Of course, on the other hand, who wouldn’t want to be a man at this point? Being a woman in the time period Stephen was living through was entirely restrictive, especially if you’re the independent sort. It wouldn’t be a stretch for Stephen to just be a butch lesbian who envies men their freedom. I love this little passage from Stephen as a kid, because I think it so aptly describes that knight-in-shining-armor lesbian (in fact, my girlfriend is one):
“I’m going to learn fencing so as I can kill your brother-in-law who’s a beast to your sister, I’m going to fight duels for wives in distress, like men do in Paris, and I’m going to learn how to lift pianos on my stomach by expanding something–the diapan muscles–and I’m going to cut my hair off!” (pg 58)
I don’t know how you can’t be completely charmed by Stephen at this age. Actually, at this point her life isn’t so bad, because she’s got all her hobbies and her supportive father, and at this point she doesn’t really notice her mother’s disdain for her. Later, though, Stephen does some very stupid thing. I feel like she doesn’t have enough respect for women. She doesn’t let her lover make her own decisions and handles things in a very paternalistic, “I know what’s best for you” way. She ends up sabotaging herself and her relationships through pride a lot.
WoL has many small themes running through it. Her lesbianism/transgender issues, sure, but also her deep love for Morton (where she grew up), her worship of her parents’ relationship, writing, the tragedy of aging, and religion. There are small peculiarities that run through WoL, like the animals (and the occasional tree and sometimes houses) having real, articulate thoughts that they are just unable to communicate to humans. Also, looking bad, the amount of times the word “queer” comes up is entertaining.
The Well of Loneliness is not that long a book; it’s only about 450 pages, but it feels long.
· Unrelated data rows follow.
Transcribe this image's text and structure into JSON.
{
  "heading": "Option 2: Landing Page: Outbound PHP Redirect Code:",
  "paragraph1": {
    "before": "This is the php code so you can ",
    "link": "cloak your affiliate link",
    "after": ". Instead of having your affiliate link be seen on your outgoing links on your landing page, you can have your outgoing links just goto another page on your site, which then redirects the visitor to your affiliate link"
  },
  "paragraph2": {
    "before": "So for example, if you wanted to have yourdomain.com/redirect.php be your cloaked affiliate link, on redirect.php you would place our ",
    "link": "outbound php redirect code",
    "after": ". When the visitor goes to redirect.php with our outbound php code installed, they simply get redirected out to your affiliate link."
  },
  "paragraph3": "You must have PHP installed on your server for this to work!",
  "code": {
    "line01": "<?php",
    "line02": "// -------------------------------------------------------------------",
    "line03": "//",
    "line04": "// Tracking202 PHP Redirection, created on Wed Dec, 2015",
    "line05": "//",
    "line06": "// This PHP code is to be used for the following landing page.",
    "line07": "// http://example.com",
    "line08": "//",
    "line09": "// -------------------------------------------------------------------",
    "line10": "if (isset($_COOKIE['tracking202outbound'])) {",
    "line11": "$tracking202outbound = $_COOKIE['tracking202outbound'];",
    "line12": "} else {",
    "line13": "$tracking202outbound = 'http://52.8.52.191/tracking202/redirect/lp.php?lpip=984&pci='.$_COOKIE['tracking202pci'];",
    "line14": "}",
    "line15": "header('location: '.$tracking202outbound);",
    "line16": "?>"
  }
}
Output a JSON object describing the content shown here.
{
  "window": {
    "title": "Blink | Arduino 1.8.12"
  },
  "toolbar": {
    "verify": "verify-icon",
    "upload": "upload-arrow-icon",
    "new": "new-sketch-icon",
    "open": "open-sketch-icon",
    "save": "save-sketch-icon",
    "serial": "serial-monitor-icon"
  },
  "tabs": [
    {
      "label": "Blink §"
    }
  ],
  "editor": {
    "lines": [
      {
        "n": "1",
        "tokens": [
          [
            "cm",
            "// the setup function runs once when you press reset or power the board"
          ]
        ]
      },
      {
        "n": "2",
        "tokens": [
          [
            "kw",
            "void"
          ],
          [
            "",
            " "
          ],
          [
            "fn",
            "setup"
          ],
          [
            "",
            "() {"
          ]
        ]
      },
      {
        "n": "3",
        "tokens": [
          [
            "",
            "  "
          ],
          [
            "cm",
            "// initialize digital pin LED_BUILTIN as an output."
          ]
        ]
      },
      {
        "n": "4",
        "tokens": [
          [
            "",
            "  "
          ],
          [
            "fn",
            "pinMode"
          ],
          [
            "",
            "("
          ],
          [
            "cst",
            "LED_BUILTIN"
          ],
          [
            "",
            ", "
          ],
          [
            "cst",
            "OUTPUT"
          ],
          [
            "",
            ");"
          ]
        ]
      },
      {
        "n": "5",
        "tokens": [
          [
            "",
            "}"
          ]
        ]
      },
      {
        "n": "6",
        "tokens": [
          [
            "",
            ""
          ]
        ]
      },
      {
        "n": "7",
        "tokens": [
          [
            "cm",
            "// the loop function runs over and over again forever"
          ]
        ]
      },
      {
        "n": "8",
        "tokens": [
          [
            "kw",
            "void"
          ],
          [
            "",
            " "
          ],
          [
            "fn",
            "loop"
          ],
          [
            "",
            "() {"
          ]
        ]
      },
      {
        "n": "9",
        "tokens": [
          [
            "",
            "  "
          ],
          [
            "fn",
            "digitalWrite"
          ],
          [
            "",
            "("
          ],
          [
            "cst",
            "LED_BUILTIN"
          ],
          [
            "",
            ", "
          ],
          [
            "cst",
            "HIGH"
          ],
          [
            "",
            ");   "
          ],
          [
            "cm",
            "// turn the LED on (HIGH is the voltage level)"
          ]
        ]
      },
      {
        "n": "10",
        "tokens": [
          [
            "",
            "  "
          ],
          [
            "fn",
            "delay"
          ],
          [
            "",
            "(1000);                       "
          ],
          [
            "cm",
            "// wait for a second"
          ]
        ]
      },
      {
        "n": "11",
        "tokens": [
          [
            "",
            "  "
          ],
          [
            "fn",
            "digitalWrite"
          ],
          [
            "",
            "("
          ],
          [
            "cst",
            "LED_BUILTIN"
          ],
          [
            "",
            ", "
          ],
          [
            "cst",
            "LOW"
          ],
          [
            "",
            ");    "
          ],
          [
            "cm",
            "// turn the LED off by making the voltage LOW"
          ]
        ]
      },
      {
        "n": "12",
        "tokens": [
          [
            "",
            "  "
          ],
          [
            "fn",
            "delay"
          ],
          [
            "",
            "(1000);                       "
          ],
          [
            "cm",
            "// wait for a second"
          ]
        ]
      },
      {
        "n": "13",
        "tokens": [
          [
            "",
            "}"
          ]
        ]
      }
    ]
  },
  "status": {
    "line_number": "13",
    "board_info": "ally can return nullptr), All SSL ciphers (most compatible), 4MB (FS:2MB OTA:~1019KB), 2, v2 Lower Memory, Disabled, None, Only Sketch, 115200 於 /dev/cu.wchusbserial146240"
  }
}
It feels like an autobiography of Stephen’s entire life, partly because you can’t help but think Stephen is based heavily on Radclyffe (I mean, Stephen is even a writer). It all seems so deeply personal: all of the emotions are intense and immediate.
One small thing: something I hate about reading books written way back is the surprise racism. Everything’s going along fine, and… surprise racism. WoL has it. Including “work like veritable n*ggers” (pg 288) and “His eyes had the patient, questioning expression common to the eye of most animals and to those of all slowly evolving races” (pg 362). Luckily, it’s only one scene, but that is ridiculously cringe-worthy.
To finish up, I wanted to reiterate how many of the issues we’re still discussing today are covered in this book. It’s been eight decades and we’re still trying to tackle the same old problems. DADT? Stephen wants to help in the war effort and is afraid of being turned away. Her and other “inverts” join and drive ambulances, an extremely difficult and dangerous job. She discusses how this is one of the few arenas that “inverts” can feel like participants in their own country, can crawl out of the darkness and live with the rest of the world. And the US is still not letting gay people serve openly. One of the central concerns in WoL is Stephen’s desperate want to provide for her lover a marriage and children, the respect that is inherent in that relationship, and the powerlessness of not being able to give that protection. And we’re still having that discussion, 82 years later.
Have you read Well of Loneliness by Radclyffe Hall? What did you think of it? Do you think WoL is more of a lesbian or trans novel, or is there a problem inherent in the question?